Years ago, a friend of mine went to something similar. She was always on a quest to improve her life and lose weight when she didn't really need to, so she signed up for a three-week raw foods retreat. She left a strong, healthy individual and returned looking dangerously thin and so weak that she could no longer run with me and couldn't even complete the hike we did as a substitute for running one day. She insisted she felt great, but she didn't look or act like a specimen of health. I was concerned and let her know. She eventually gained back the weight she lost plus a few extra pounds that she complained about but looked just fine on her body. She was also back to being healthy and able to exercise again.

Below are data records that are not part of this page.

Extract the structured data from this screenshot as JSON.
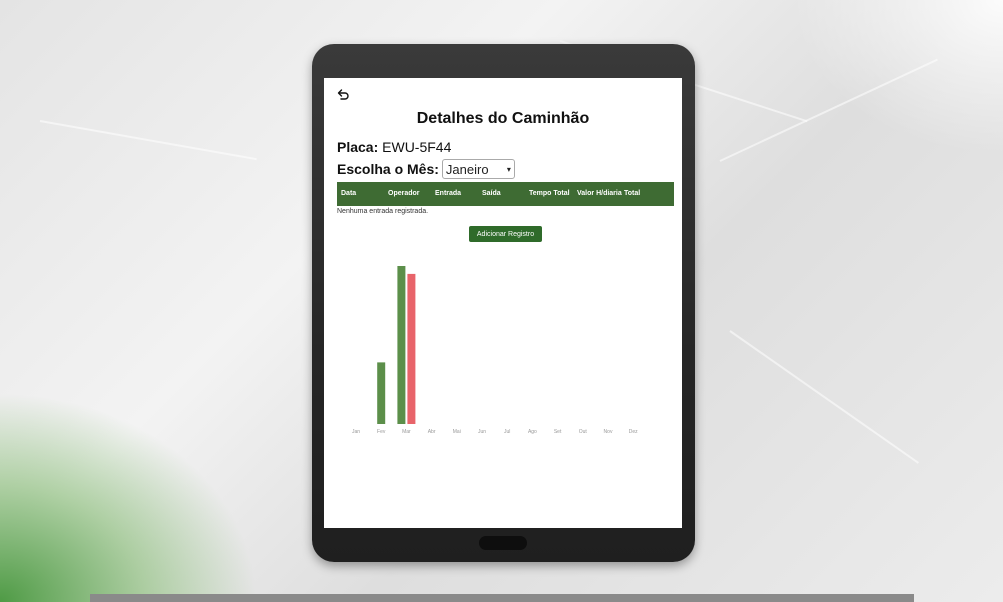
{
  "screen": {
    "title": "Detalhes do Caminhão",
    "plate_label": "Placa:",
    "plate_value": "EWU-5F44",
    "month_label": "Escolha o Mês:",
    "month_selected": "Janeiro"
  },
  "table": {
    "columns": [
      "Data",
      "Operador",
      "Entrada",
      "Saída",
      "Tempo Total",
      "Valor H/diaria",
      "Total"
    ],
    "empty_message": "Nenhuma entrada registrada."
  },
  "add_button_label": "Adicionar Registro",
  "colors": {
    "header_green": "#3e6b33",
    "bar_green": "#5c8f4a",
    "bar_red": "#e8646a",
    "button_green": "#2f6b2a"
  },
  "icons": {
    "back": "undo-arrow-icon"
  },
  "chart_data": {
    "type": "bar",
    "categories": [
      "Jan",
      "Fev",
      "Mar",
      "Abr",
      "Mai",
      "Jun",
      "Jul",
      "Ago",
      "Set",
      "Out",
      "Nov",
      "Dez"
    ],
    "series": [
      {
        "values": [
          0,
          0.39,
          1.0,
          0,
          0,
          0,
          0,
          0,
          0,
          0,
          0,
          0
        ],
        "color": "#5c8f4a"
      },
      {
        "values": [
          0,
          0,
          0.95,
          0,
          0,
          0,
          0,
          0,
          0,
          0,
          0,
          0
        ],
        "color": "#e8646a"
      }
    ],
    "title": "",
    "xlabel": "",
    "ylabel": "",
    "ylim": [
      0,
      1
    ],
    "grid": false
  }
}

When I look at retreats and seminars like the Feel Good Seminar, I can't explain all the reasons why they make me cringe. There are so many. I get a physical reaction to all the bullshit they're trying to spread. There's always an air of fat phobia and not a lot of diversity with the presenters, all lean, smiling citizens with extra white teeth and abnormally wide eyes.

I'm sure some people benefit from retreats. If you happen to be looking for more positive ways to spend time away from home, try Women's Quest. Colleen runs programs that are designed to actually support you, not sell you gimmicks.


  1. They are so dangerous both physically and mentally. Unfortunately, those who sign up tend to be more vulnerable and susceptible to the outlandish claims. Orthorexia is as real as the other EDs and this does little to address the negatives. Little can be learnt if told to eat X in X amount so many times a day. It reads chillingly like the cults we read about.

  2. Yes! Thank you. That's such an important point to bring up about orthorexia. The idea of clean eating is vague, but anyone can take it too far, to a dangerous level, especially when looking at certain foods as bad or sinful.

  3. If the doomsday claims of the "clean eating" people were even remotely accurate, no human beings would have lived past the age of about 23 until the cleanies started peddling their nonsense. I'm pretty sure that is a falsifiable (albeit not explicit on their part) claim.

    It is one thing to propose that this or that dietary adjustment might help someone become incrementally healthier. But when they start coupling their beliefs to rabidly revolutionary ideas, they had better be prepared to present equally eye-opening reasons to support those ideas. As the much-missed Christopher Hitchens said, when the facts don't fit the theory, change the facts. Wait...that was Einstein. Anyway, extraordinary claims require extraordinary evidence, and all the Dr. Oz crowd ever comes up with is horseshit and apocrypha.

  4. In this particular case, the draw to clean eating is avoiding fatness more than anything. The seminar isn't about body acceptance or health. It's about being thin, at least that's the carrot Mark Hyman dangles to lure people into paying thousands of dollars for three days of spitting out "information" that readily available online.

    When it comes to eating, I'd rather take advice from someone like Ivan Orkin than a guy who looks and acts so rigid and stiff and holier than thou. The last place on Earth I would want to be to learn how to feel good is under the nose of a guy who insists on calling certain foods crap because he's too controlling to allow himself a cupcake.